■ Data provided
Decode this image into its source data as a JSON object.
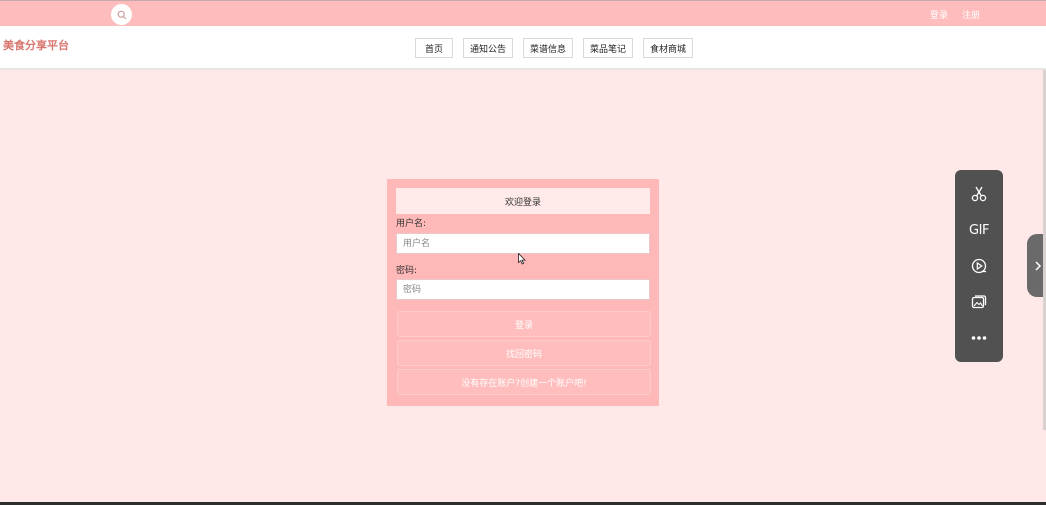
{
  "topbar": {
    "search_icon": "search-icon",
    "login_link": "登录",
    "register_link": "注册"
  },
  "header": {
    "brand": "美食分享平台",
    "nav": [
      {
        "label": "首页"
      },
      {
        "label": "通知公告"
      },
      {
        "label": "菜谱信息"
      },
      {
        "label": "菜品笔记"
      },
      {
        "label": "食材商城"
      }
    ]
  },
  "login": {
    "title": "欢迎登录",
    "username_label": "用户名:",
    "username_placeholder": "用户名",
    "password_label": "密码:",
    "password_placeholder": "密码",
    "login_button": "登录",
    "forgot_button": "找回密码",
    "register_button": "没有存在账户?创建一个账户吧!"
  },
  "toolbar": {
    "tools": [
      "scissors-icon",
      "gif-icon",
      "screen-record-icon",
      "image-icon",
      "more-icon"
    ],
    "gif_label": "GIF"
  },
  "colors": {
    "topbar": "#ffbcbc",
    "page_bg": "#ffe8e8",
    "brand": "#d9766f",
    "card_bg": "#ffb8b8",
    "button_bg": "#ffbdbd",
    "tool_panel": "#515151"
  }
}
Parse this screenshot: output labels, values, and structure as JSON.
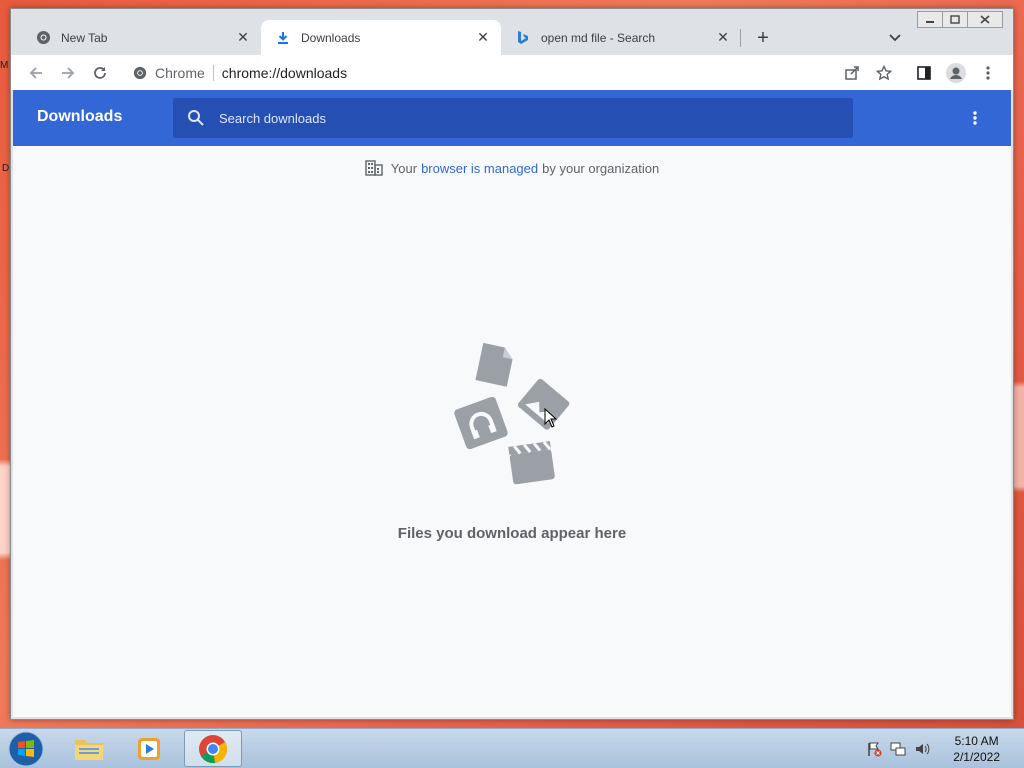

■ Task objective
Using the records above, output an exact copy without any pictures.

■ Solution for this exercise
Decode this image into its source data as a JSON object.
{
  "topbar": {
    "search_icon": "search-icon",
    "login_link": "登录",
    "register_link": "注册"
  },
  "header": {
    "brand": "美食分享平台",
    "nav": [
      {
        "label": "首页"
      },
      {
        "label": "通知公告"
      },
      {
        "label": "菜谱信息"
      },
      {
        "label": "菜品笔记"
      },
      {
        "label": "食材商城"
      }
    ]
  },
  "login": {
    "title": "欢迎登录",
    "username_label": "用户名:",
    "username_placeholder": "用户名",
    "password_label": "密码:",
    "password_placeholder": "密码",
    "login_button": "登录",
    "forgot_button": "找回密码",
    "register_button": "没有存在账户?创建一个账户吧!"
  },
  "toolbar": {
    "tools": [
      "scissors-icon",
      "gif-icon",
      "screen-record-icon",
      "image-icon",
      "more-icon"
    ],
    "gif_label": "GIF"
  },
  "colors": {
    "topbar": "#ffbcbc",
    "page_bg": "#ffe8e8",
    "brand": "#d9766f",
    "card_bg": "#ffb8b8",
    "button_bg": "#ffbdbd",
    "tool_panel": "#515151"
  }
}
Parse this screenshot: output labels, values, and structure as JSON.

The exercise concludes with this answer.